━━━ Given records
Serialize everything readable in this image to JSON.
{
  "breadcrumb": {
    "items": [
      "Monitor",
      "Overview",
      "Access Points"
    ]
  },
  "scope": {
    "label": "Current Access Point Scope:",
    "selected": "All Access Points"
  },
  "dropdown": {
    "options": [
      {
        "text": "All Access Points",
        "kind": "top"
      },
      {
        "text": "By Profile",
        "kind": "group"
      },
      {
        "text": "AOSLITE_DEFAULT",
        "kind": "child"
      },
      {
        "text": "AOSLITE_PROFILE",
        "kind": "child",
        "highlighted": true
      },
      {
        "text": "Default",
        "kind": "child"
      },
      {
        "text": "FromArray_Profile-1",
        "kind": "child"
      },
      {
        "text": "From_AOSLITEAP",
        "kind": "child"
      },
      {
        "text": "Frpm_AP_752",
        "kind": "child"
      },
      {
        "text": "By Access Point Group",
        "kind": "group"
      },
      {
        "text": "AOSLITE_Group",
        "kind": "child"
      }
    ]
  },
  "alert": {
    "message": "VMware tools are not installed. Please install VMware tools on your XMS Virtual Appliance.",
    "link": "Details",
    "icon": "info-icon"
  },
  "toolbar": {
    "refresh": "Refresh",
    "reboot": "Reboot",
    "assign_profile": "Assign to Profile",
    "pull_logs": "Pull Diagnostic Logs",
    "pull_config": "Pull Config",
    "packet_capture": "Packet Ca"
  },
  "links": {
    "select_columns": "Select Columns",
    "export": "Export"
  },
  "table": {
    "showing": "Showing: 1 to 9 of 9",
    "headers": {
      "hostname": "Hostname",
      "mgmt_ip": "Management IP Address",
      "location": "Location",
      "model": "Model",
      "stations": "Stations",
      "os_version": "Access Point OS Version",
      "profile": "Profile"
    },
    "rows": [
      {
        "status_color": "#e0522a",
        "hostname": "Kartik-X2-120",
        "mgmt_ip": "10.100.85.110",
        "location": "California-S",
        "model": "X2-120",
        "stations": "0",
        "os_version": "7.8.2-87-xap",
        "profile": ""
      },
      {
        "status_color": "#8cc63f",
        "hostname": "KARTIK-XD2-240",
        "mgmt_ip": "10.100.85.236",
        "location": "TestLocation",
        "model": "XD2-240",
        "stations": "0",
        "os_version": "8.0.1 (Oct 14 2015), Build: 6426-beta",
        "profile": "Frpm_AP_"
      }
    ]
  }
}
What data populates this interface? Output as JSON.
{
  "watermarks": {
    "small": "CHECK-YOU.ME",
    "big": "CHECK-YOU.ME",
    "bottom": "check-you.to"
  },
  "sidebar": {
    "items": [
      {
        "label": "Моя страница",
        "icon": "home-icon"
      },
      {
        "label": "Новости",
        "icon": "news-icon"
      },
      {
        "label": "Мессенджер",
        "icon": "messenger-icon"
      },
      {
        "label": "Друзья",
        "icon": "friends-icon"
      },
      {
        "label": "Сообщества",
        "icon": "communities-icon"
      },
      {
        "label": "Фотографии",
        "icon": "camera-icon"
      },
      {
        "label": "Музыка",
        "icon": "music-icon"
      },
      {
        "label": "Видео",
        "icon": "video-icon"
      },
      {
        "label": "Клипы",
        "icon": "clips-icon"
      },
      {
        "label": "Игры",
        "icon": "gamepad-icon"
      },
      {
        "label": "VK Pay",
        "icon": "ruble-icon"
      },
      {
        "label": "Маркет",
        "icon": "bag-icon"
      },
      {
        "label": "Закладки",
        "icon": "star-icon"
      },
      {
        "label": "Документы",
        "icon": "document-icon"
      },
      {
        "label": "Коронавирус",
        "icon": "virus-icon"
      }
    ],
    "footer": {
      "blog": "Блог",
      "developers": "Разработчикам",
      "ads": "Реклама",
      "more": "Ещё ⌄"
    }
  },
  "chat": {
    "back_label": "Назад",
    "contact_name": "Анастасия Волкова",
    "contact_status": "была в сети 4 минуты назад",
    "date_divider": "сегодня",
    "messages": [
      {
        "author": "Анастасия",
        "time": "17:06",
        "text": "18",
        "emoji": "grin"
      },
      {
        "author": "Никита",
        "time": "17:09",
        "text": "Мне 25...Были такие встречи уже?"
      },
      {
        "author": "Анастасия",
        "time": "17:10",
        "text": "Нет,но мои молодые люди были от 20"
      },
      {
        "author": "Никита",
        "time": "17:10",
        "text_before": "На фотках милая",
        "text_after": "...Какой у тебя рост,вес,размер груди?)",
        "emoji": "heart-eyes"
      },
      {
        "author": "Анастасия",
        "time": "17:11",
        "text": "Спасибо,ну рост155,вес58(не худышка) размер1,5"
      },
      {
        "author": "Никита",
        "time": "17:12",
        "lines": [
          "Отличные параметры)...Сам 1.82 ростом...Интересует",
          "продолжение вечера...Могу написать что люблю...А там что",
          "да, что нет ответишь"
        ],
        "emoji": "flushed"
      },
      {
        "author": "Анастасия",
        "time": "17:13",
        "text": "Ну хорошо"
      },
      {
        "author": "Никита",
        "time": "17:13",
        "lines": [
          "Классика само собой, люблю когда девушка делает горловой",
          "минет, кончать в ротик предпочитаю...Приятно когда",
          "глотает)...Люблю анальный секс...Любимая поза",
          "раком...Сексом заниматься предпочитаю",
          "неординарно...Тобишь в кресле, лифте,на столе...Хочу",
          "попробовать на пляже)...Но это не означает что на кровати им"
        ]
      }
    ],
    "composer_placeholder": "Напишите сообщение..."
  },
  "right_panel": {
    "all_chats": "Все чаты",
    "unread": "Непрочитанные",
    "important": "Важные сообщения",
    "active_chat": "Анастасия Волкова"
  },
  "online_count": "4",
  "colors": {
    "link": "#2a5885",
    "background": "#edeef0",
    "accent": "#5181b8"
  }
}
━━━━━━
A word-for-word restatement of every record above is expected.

*Solution to this problem*:
Serialize everything readable in this image to JSON.
{
  "breadcrumb": {
    "items": [
      "Monitor",
      "Overview",
      "Access Points"
    ]
  },
  "scope": {
    "label": "Current Access Point Scope:",
    "selected": "All Access Points"
  },
  "dropdown": {
    "options": [
      {
        "text": "All Access Points",
        "kind": "top"
      },
      {
        "text": "By Profile",
        "kind": "group"
      },
      {
        "text": "AOSLITE_DEFAULT",
        "kind": "child"
      },
      {
        "text": "AOSLITE_PROFILE",
        "kind": "child",
        "highlighted": true
      },
      {
        "text": "Default",
        "kind": "child"
      },
      {
        "text": "FromArray_Profile-1",
        "kind": "child"
      },
      {
        "text": "From_AOSLITEAP",
        "kind": "child"
      },
      {
        "text": "Frpm_AP_752",
        "kind": "child"
      },
      {
        "text": "By Access Point Group",
        "kind": "group"
      },
      {
        "text": "AOSLITE_Group",
        "kind": "child"
      }
    ]
  },
  "alert": {
    "message": "VMware tools are not installed. Please install VMware tools on your XMS Virtual Appliance.",
    "link": "Details",
    "icon": "info-icon"
  },
  "toolbar": {
    "refresh": "Refresh",
    "reboot": "Reboot",
    "assign_profile": "Assign to Profile",
    "pull_logs": "Pull Diagnostic Logs",
    "pull_config": "Pull Config",
    "packet_capture": "Packet Ca"
  },
  "links": {
    "select_columns": "Select Columns",
    "export": "Export"
  },
  "table": {
    "showing": "Showing: 1 to 9 of 9",
    "headers": {
      "hostname": "Hostname",
      "mgmt_ip": "Management IP Address",
      "location": "Location",
      "model": "Model",
      "stations": "Stations",
      "os_version": "Access Point OS Version",
      "profile": "Profile"
    },
    "rows": [
      {
        "status_color": "#e0522a",
        "hostname": "Kartik-X2-120",
        "mgmt_ip": "10.100.85.110",
        "location": "California-S",
        "model": "X2-120",
        "stations": "0",
        "os_version": "7.8.2-87-xap",
        "profile": ""
      },
      {
        "status_color": "#8cc63f",
        "hostname": "KARTIK-XD2-240",
        "mgmt_ip": "10.100.85.236",
        "location": "TestLocation",
        "model": "XD2-240",
        "stations": "0",
        "os_version": "8.0.1 (Oct 14 2015), Build: 6426-beta",
        "profile": "Frpm_AP_"
      }
    ]
  }
}
What data populates this interface? Output as JSON.
{
  "watermarks": {
    "small": "CHECK-YOU.ME",
    "big": "CHECK-YOU.ME",
    "bottom": "check-you.to"
  },
  "sidebar": {
    "items": [
      {
        "label": "Моя страница",
        "icon": "home-icon"
      },
      {
        "label": "Новости",
        "icon": "news-icon"
      },
      {
        "label": "Мессенджер",
        "icon": "messenger-icon"
      },
      {
        "label": "Друзья",
        "icon": "friends-icon"
      },
      {
        "label": "Сообщества",
        "icon": "communities-icon"
      },
      {
        "label": "Фотографии",
        "icon": "camera-icon"
      },
      {
        "label": "Музыка",
        "icon": "music-icon"
      },
      {
        "label": "Видео",
        "icon": "video-icon"
      },
      {
        "label": "Клипы",
        "icon": "clips-icon"
      },
      {
        "label": "Игры",
        "icon": "gamepad-icon"
      },
      {
        "label": "VK Pay",
        "icon": "ruble-icon"
      },
      {
        "label": "Маркет",
        "icon": "bag-icon"
      },
      {
        "label": "Закладки",
        "icon": "star-icon"
      },
      {
        "label": "Документы",
        "icon": "document-icon"
      },
      {
        "label": "Коронавирус",
        "icon": "virus-icon"
      }
    ],
    "footer": {
      "blog": "Блог",
      "developers": "Разработчикам",
      "ads": "Реклама",
      "more": "Ещё ⌄"
    }
  },
  "chat": {
    "back_label": "Назад",
    "contact_name": "Анастасия Волкова",
    "contact_status": "была в сети 4 минуты назад",
    "date_divider": "сегодня",
    "messages": [
      {
        "author": "Анастасия",
        "time": "17:06",
        "text": "18",
        "emoji": "grin"
      },
      {
        "author": "Никита",
        "time": "17:09",
        "text": "Мне 25...Были такие встречи уже?"
      },
      {
        "author": "Анастасия",
        "time": "17:10",
        "text": "Нет,но мои молодые люди были от 20"
      },
      {
        "author": "Никита",
        "time": "17:10",
        "text_before": "На фотках милая",
        "text_after": "...Какой у тебя рост,вес,размер груди?)",
        "emoji": "heart-eyes"
      },
      {
        "author": "Анастасия",
        "time": "17:11",
        "text": "Спасибо,ну рост155,вес58(не худышка) размер1,5"
      },
      {
        "author": "Никита",
        "time": "17:12",
        "lines": [
          "Отличные параметры)...Сам 1.82 ростом...Интересует",
          "продолжение вечера...Могу написать что люблю...А там что",
          "да, что нет ответишь"
        ],
        "emoji": "flushed"
      },
      {
        "author": "Анастасия",
        "time": "17:13",
        "text": "Ну хорошо"
      },
      {
        "author": "Никита",
        "time": "17:13",
        "lines": [
          "Классика само собой, люблю когда девушка делает горловой",
          "минет, кончать в ротик предпочитаю...Приятно когда",
          "глотает)...Люблю анальный секс...Любимая поза",
          "раком...Сексом заниматься предпочитаю",
          "неординарно...Тобишь в кресле, лифте,на столе...Хочу",
          "попробовать на пляже)...Но это не означает что на кровати им"
        ]
      }
    ],
    "composer_placeholder": "Напишите сообщение..."
  },
  "right_panel": {
    "all_chats": "Все чаты",
    "unread": "Непрочитанные",
    "important": "Важные сообщения",
    "active_chat": "Анастасия Волкова"
  },
  "online_count": "4",
  "colors": {
    "link": "#2a5885",
    "background": "#edeef0",
    "accent": "#5181b8"
  }
}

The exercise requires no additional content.